The s3Cluster function takes the same format as the single node variants, except that a target cluster is required to denote the worker nodes.

s3Cluster(cluster_name, source, [access_key_id, secret_access_key,] format, structure)


  • cluster_name — Name of a cluster that is used to build a set of addresses and connection parameters to remote and local servers.
  • source — URL to a file or a bunch of files. Supports following wildcards in read-only mode: *, ?, {'abc','def'} and {N..M} where N, M — numbers, abc, def — strings. For more information see Wildcards In Path.
  • access_key_id and secret_access_key — Keys that specify credentials to use with the given endpoint. Optional.
  • format — The format of the file.
  • structure — Structure of the table. Format 'column1_name column1_type, column2_name column2_type, ...'.

Like any s3 functions, the credentials are optional if the bucket is insecure or you define security through the environment, e.g., IAM roles. Unlike the s3 function, however, the structure must be specified in the request as of 22.3.1, i.e., the schema is not inferred.

This function will be used as part of an INSERT INTO SELECT in most cases. In this case, you will often be inserting a distributed table. We illustrate a simple example below where trips_all is a distributed table. Whilst this table uses the events cluster, the consistency of the nodes used for reads and writes is not a requirement:

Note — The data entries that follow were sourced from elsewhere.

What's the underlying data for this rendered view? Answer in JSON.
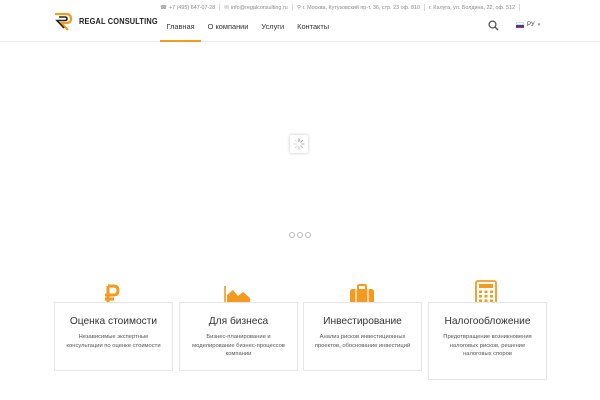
{
  "brand": {
    "logo_text": "REGAL CONSULTING",
    "accent_color": "#f39a1f"
  },
  "topbar": {
    "phone": "+7 (495) 647-07-28",
    "email": "info@regalconsulting.ru",
    "address_moscow": "г. Москва, Кутузовский пр-т, 36, стр. 23 оф. 810",
    "address_kaluga": "г. Калуга, ул. Болдина, 22, оф. 512",
    "icons": [
      "phone-icon",
      "mail-icon",
      "location-pin-icon"
    ]
  },
  "nav": {
    "items": [
      {
        "label": "Главная",
        "active": true
      },
      {
        "label": "О компании",
        "active": false
      },
      {
        "label": "Услуги",
        "active": false
      },
      {
        "label": "Контакты",
        "active": false
      }
    ]
  },
  "header_tools": {
    "search_icon": "search-icon",
    "language": "РУ",
    "language_flag": "russia-flag-icon"
  },
  "slider": {
    "loader_icon": "spinner-icon",
    "slide_count": 3,
    "active_slide": 1
  },
  "services": [
    {
      "title": "Оценка стоимости",
      "description": "Независимые экспертные консультации по оценке стоимости",
      "icon": "ruble-icon"
    },
    {
      "title": "Для бизнеса",
      "description": "Бизнес-планирование и моделирование бизнес-процессов компании",
      "icon": "area-chart-icon"
    },
    {
      "title": "Инвестирование",
      "description": "Анализ рисков инвестиционных проектов, обоснование инвестиций",
      "icon": "briefcase-icon"
    },
    {
      "title": "Налогообложение",
      "description": "Предотвращение возникновения налоговых рисков, решение налоговых споров",
      "icon": "calculator-icon"
    }
  ]
}
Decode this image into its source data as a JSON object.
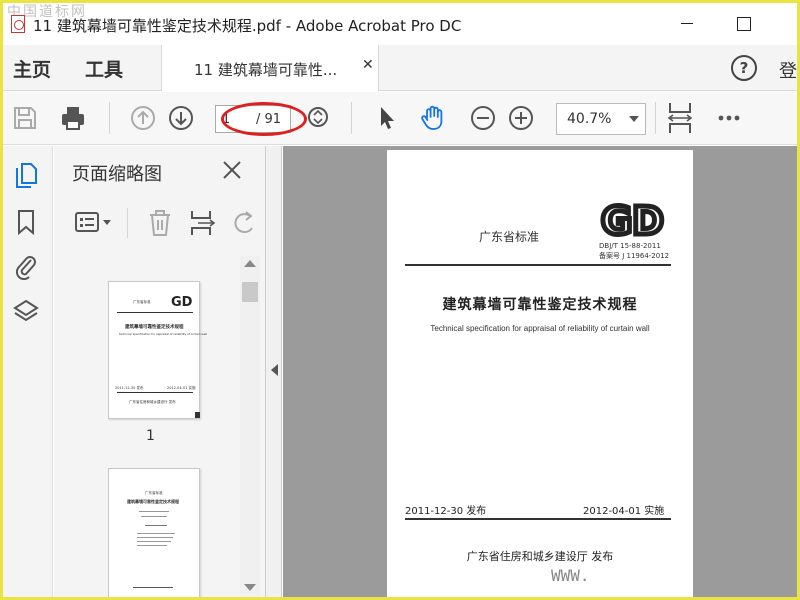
{
  "window": {
    "title": "11 建筑幕墙可靠性鉴定技术规程.pdf - Adobe Acrobat Pro DC",
    "watermark": "中国道标网"
  },
  "menu": {
    "home": "主页",
    "tools": "工具",
    "doc_tab": "11 建筑幕墙可靠性...",
    "login": "登"
  },
  "toolbar": {
    "page_current": "1",
    "page_total": "/ 91",
    "zoom": "40.7%"
  },
  "thumbnail_panel": {
    "title": "页面缩略图",
    "page1_number": "1",
    "thumb1": {
      "std": "广东省标准",
      "title": "建筑幕墙可靠性鉴定技术规程",
      "subtitle": "Technical specification for appraisal of reliability of curtain wall",
      "issue": "2011-12-30 发布",
      "impl": "2012-04-01 实施",
      "publisher": "广东省住房和城乡建设厅 发布"
    },
    "thumb2": {
      "std": "广东省标准",
      "title": "建筑幕墙可靠性鉴定技术规程"
    }
  },
  "document": {
    "std_label": "广东省标准",
    "logo_text": "GD",
    "std_number": "DBJ/T 15-88-2011",
    "filing_number": "备案号 J 11964-2012",
    "title": "建筑幕墙可靠性鉴定技术规程",
    "subtitle": "Technical specification for appraisal of reliability of curtain wall",
    "issue_date": "2011-12-30  发布",
    "implement_date": "2012-04-01  实施",
    "publisher": "广东省住房和城乡建设厅    发布",
    "watermark": "WWW."
  },
  "colors": {
    "window_border": "#e9e441",
    "highlight_oval": "#e02020",
    "hand_tool": "#1473e6",
    "nav_tools": "#1473e6"
  },
  "icons": {
    "toolbar": [
      "save-icon",
      "print-icon",
      "page-up-icon",
      "page-down-icon",
      "page-scroll-icon",
      "select-arrow-icon",
      "hand-tool-icon",
      "zoom-out-icon",
      "zoom-in-icon",
      "fit-page-icon",
      "more-icon"
    ],
    "rail": [
      "page-thumbnails-icon",
      "bookmarks-icon",
      "attachments-icon",
      "layers-icon"
    ],
    "panel": [
      "options-icon",
      "delete-icon",
      "extract-icon",
      "rotate-icon"
    ]
  }
}
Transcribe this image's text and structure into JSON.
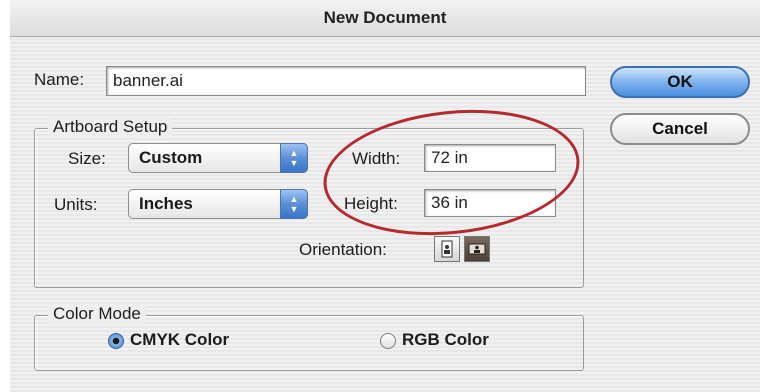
{
  "dialog": {
    "title": "New Document",
    "name_label": "Name:",
    "name_value": "banner.ai",
    "ok_label": "OK",
    "cancel_label": "Cancel"
  },
  "artboard": {
    "title": "Artboard Setup",
    "size_label": "Size:",
    "size_value": "Custom",
    "units_label": "Units:",
    "units_value": "Inches",
    "width_label": "Width:",
    "width_value": "72 in",
    "height_label": "Height:",
    "height_value": "36 in",
    "orientation_label": "Orientation:"
  },
  "color_mode": {
    "title": "Color Mode",
    "cmyk_label": "CMYK Color",
    "rgb_label": "RGB Color",
    "selected": "CMYK Color"
  },
  "annotation": {
    "color": "#b52a2e"
  },
  "icons": [
    "portrait-orientation-icon",
    "landscape-orientation-icon",
    "popup-stepper-icon"
  ]
}
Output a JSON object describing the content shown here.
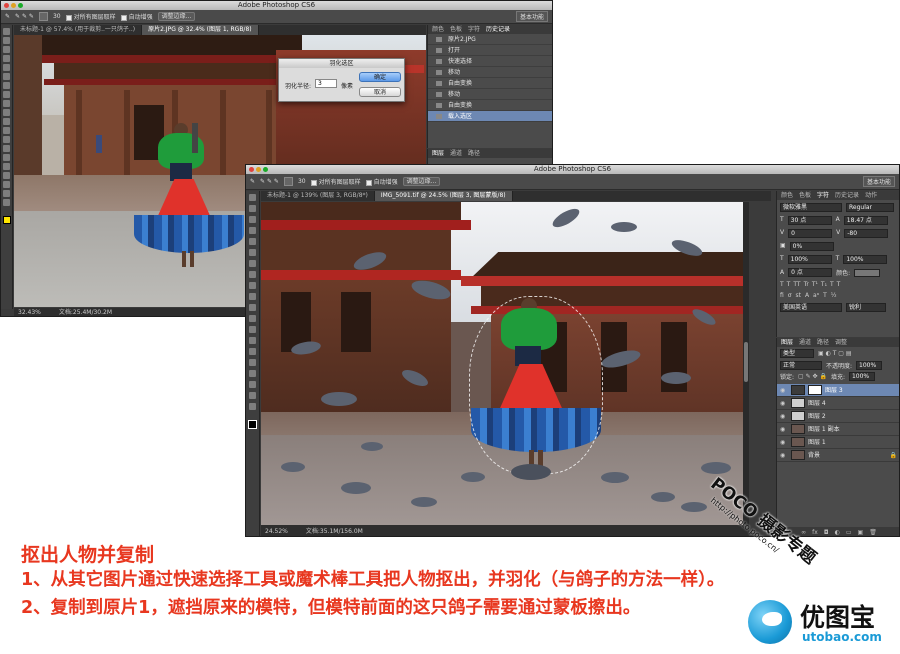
{
  "back_window": {
    "app_title": "Adobe Photoshop CS6",
    "options": {
      "check1_label": "对所有图层取样",
      "check2_label": "自动增强",
      "refine_label": "调整边缘...",
      "workspace": "基本功能",
      "brush_size": "30"
    },
    "tabs": [
      "未标题-1 @ 57.4% (用于裁剪..一只鸽子..)",
      "原片2.JPG @ 32.4% (图层 1, RGB/8)"
    ],
    "history_tabs": [
      "颜色",
      "色板",
      "字符",
      "历史记录"
    ],
    "history_file": "原片2.JPG",
    "history_items": [
      "打开",
      "快速选择",
      "移动",
      "自由变换",
      "移动",
      "自由变换",
      "载入选区"
    ],
    "status_zoom": "32.43%",
    "status_doc": "文档:25.4M/30.2M",
    "layers_tabs": [
      "图层",
      "通道",
      "路径"
    ]
  },
  "feather_dialog": {
    "title": "羽化选区",
    "radius_label": "羽化半径:",
    "radius_value": "3",
    "unit": "像素",
    "ok_label": "确定",
    "cancel_label": "取消"
  },
  "front_window": {
    "app_title": "Adobe Photoshop CS6",
    "options": {
      "check1_label": "对所有图层取样",
      "check2_label": "自动增强",
      "refine_label": "调整边缘...",
      "workspace": "基本功能",
      "brush_size": "30"
    },
    "tabs": [
      "未标题-1 @ 139% (图层 3, RGB/8*)",
      "IMG_5091.tif @ 24.5% (图层 3, 图层蒙版/8)"
    ],
    "status_zoom": "24.52%",
    "status_doc": "文档:35.1M/156.0M",
    "char_tabs": [
      "颜色",
      "色板",
      "字符",
      "历史记录",
      "动作"
    ],
    "char": {
      "font": "微软雅黑",
      "style": "Regular",
      "size": "30 点",
      "leading": "18.47 点",
      "kerning": "0",
      "tracking": "-80",
      "scale_pct": "0%",
      "vscale": "100%",
      "hscale": "100%",
      "baseline": "0 点",
      "color_label": "颜色:",
      "lang": "美国英语",
      "aa": "锐利"
    },
    "layers_tabs": [
      "图层",
      "通道",
      "路径",
      "调整"
    ],
    "layers_filter": "类型",
    "blend_mode": "正常",
    "opacity_label": "不透明度:",
    "opacity": "100%",
    "lock_label": "锁定:",
    "fill_label": "填充:",
    "fill": "100%",
    "layers": [
      {
        "name": "图层 3",
        "selected": true
      },
      {
        "name": "图层 4",
        "selected": false
      },
      {
        "name": "图层 2",
        "selected": false
      },
      {
        "name": "图层 1 副本",
        "selected": false
      },
      {
        "name": "图层 1",
        "selected": false
      },
      {
        "name": "背景",
        "selected": false
      }
    ]
  },
  "caption": {
    "heading": "抠出人物并复制",
    "line1": "1、从其它图片通过快速选择工具或魔术棒工具把人物抠出，并羽化（与鸽子的方法一样）。",
    "line2": "2、复制到原片1，遮挡原来的模特，但模特前面的这只鸽子需要通过蒙板擦出。"
  },
  "watermark": {
    "poco": "POCO 摄影专题",
    "url": "http://photo.poco.cn/",
    "brand_cn": "优图宝",
    "brand_url": "utobao.com"
  },
  "colors": {
    "accent_red": "#e8371f",
    "selection_blue": "#6d88b3",
    "brand_blue": "#1a9ad6"
  }
}
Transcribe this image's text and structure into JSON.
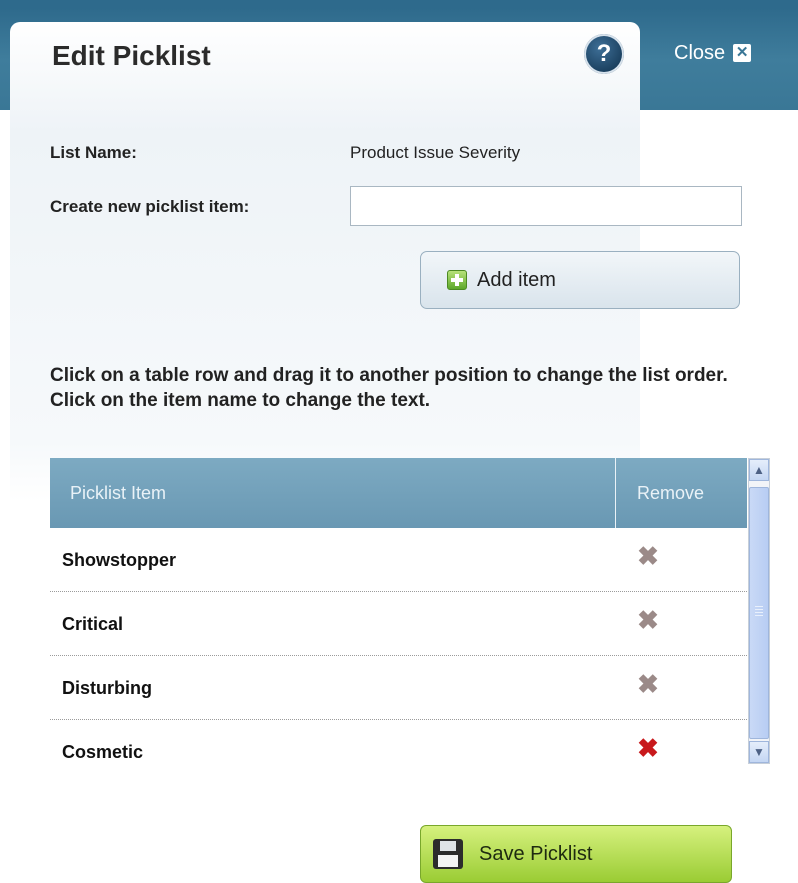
{
  "dialog": {
    "title": "Edit Picklist",
    "help_icon": "help-icon",
    "close_label": "Close",
    "close_icon": "close-icon"
  },
  "form": {
    "list_name_label": "List Name:",
    "list_name_value": "Product Issue Severity",
    "new_item_label": "Create new picklist item:",
    "new_item_value": "",
    "add_button_label": "Add item",
    "add_button_icon": "plus-icon"
  },
  "instructions": "Click on a table row and drag it to another position to change the list order. Click on the item name to change the text.",
  "table": {
    "columns": [
      "Picklist Item",
      "Remove"
    ],
    "rows": [
      {
        "label": "Showstopper",
        "remove_color": "#9b8a88"
      },
      {
        "label": "Critical",
        "remove_color": "#9b8a88"
      },
      {
        "label": "Disturbing",
        "remove_color": "#9b8a88"
      },
      {
        "label": "Cosmetic",
        "remove_color": "#c8191c"
      }
    ]
  },
  "save_button": {
    "label": "Save Picklist",
    "icon": "floppy-disk-icon"
  },
  "colors": {
    "header_band": "#3a7796",
    "table_header": "#7aa7c0",
    "save_button": "#a8d63c"
  }
}
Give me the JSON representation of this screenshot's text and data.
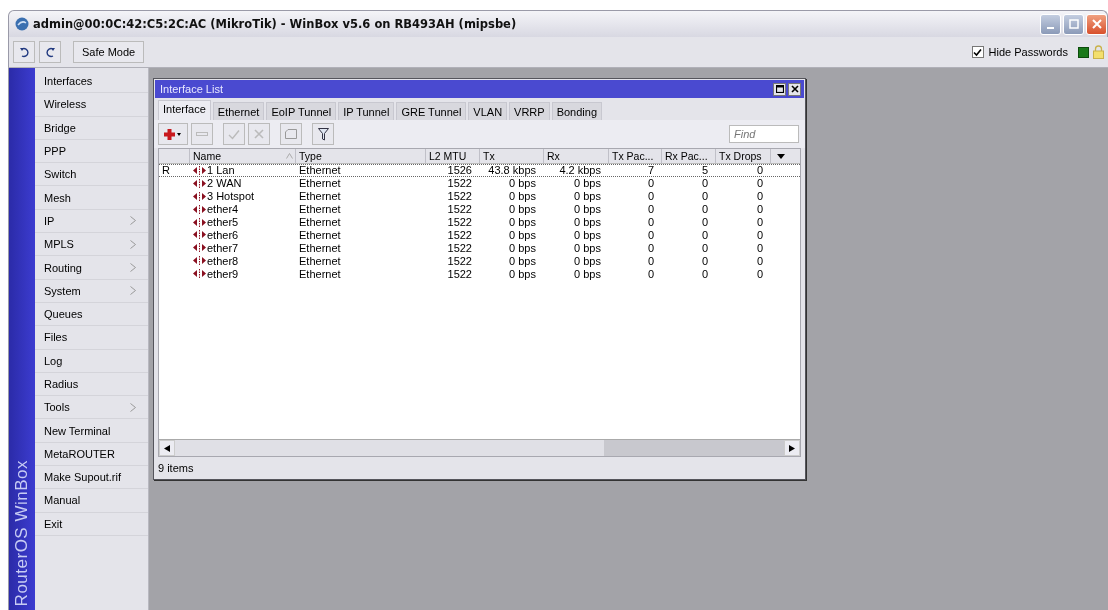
{
  "window": {
    "title": "admin@00:0C:42:C5:2C:AC (MikroTik) - WinBox v5.6 on RB493AH (mipsbe)"
  },
  "toolbar": {
    "safe_mode": "Safe Mode",
    "hide_passwords": {
      "label": "Hide Passwords",
      "checked": true
    }
  },
  "sidebar": {
    "brand": "RouterOS WinBox",
    "items": [
      {
        "label": "Interfaces",
        "submenu": false
      },
      {
        "label": "Wireless",
        "submenu": false
      },
      {
        "label": "Bridge",
        "submenu": false
      },
      {
        "label": "PPP",
        "submenu": false
      },
      {
        "label": "Switch",
        "submenu": false
      },
      {
        "label": "Mesh",
        "submenu": false
      },
      {
        "label": "IP",
        "submenu": true
      },
      {
        "label": "MPLS",
        "submenu": true
      },
      {
        "label": "Routing",
        "submenu": true
      },
      {
        "label": "System",
        "submenu": true
      },
      {
        "label": "Queues",
        "submenu": false
      },
      {
        "label": "Files",
        "submenu": false
      },
      {
        "label": "Log",
        "submenu": false
      },
      {
        "label": "Radius",
        "submenu": false
      },
      {
        "label": "Tools",
        "submenu": true
      },
      {
        "label": "New Terminal",
        "submenu": false
      },
      {
        "label": "MetaROUTER",
        "submenu": false
      },
      {
        "label": "Make Supout.rif",
        "submenu": false
      },
      {
        "label": "Manual",
        "submenu": false
      },
      {
        "label": "Exit",
        "submenu": false
      }
    ]
  },
  "interface_list": {
    "title": "Interface List",
    "tabs": [
      {
        "label": "Interface",
        "selected": true
      },
      {
        "label": "Ethernet",
        "selected": false
      },
      {
        "label": "EoIP Tunnel",
        "selected": false
      },
      {
        "label": "IP Tunnel",
        "selected": false
      },
      {
        "label": "GRE Tunnel",
        "selected": false
      },
      {
        "label": "VLAN",
        "selected": false
      },
      {
        "label": "VRRP",
        "selected": false
      },
      {
        "label": "Bonding",
        "selected": false
      }
    ],
    "find": {
      "placeholder": "Find"
    },
    "columns": [
      {
        "label": "Name",
        "sorted": true
      },
      {
        "label": "Type",
        "sorted": false
      },
      {
        "label": "L2 MTU",
        "sorted": false
      },
      {
        "label": "Tx",
        "sorted": false
      },
      {
        "label": "Rx",
        "sorted": false
      },
      {
        "label": "Tx Pac...",
        "sorted": false
      },
      {
        "label": "Rx Pac...",
        "sorted": false
      },
      {
        "label": "Tx Drops",
        "sorted": false
      }
    ],
    "rows": [
      {
        "flag": "R",
        "cells": [
          "1 Lan",
          "Ethernet",
          "1526",
          "43.8 kbps",
          "4.2 kbps",
          "7",
          "5",
          "0"
        ]
      },
      {
        "cells": [
          "2 WAN",
          "Ethernet",
          "1522",
          "0 bps",
          "0 bps",
          "0",
          "0",
          "0"
        ]
      },
      {
        "cells": [
          "3 Hotspot",
          "Ethernet",
          "1522",
          "0 bps",
          "0 bps",
          "0",
          "0",
          "0"
        ]
      },
      {
        "cells": [
          "ether4",
          "Ethernet",
          "1522",
          "0 bps",
          "0 bps",
          "0",
          "0",
          "0"
        ]
      },
      {
        "cells": [
          "ether5",
          "Ethernet",
          "1522",
          "0 bps",
          "0 bps",
          "0",
          "0",
          "0"
        ]
      },
      {
        "cells": [
          "ether6",
          "Ethernet",
          "1522",
          "0 bps",
          "0 bps",
          "0",
          "0",
          "0"
        ]
      },
      {
        "cells": [
          "ether7",
          "Ethernet",
          "1522",
          "0 bps",
          "0 bps",
          "0",
          "0",
          "0"
        ]
      },
      {
        "cells": [
          "ether8",
          "Ethernet",
          "1522",
          "0 bps",
          "0 bps",
          "0",
          "0",
          "0"
        ]
      },
      {
        "cells": [
          "ether9",
          "Ethernet",
          "1522",
          "0 bps",
          "0 bps",
          "0",
          "0",
          "0"
        ]
      }
    ],
    "status": "9 items"
  }
}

INSERT INTO default.trips_all SELECT * FROM s3Cluster('events', '*.gz', 'TabSeparatedWithNames')

This query requires fixes to support schema inference present in 22.3.1 and later.

Note that as of 22.3.1, inserts will occur against the initiator node. This means that whilst reads will occur on each node, the resulting rows will be routed to the initiator for distribution. In high throughput scenarios, this may prove a bottleneck. To address this, the s3Cluster function will work with the parameter parallel_distributed_insert_select in future versions.

See Optimizing for Performance for further details on ensuring the s3cluster function achieves optimal performance.

Other Formats & Increasing Throughput

See Optimizing for Performance.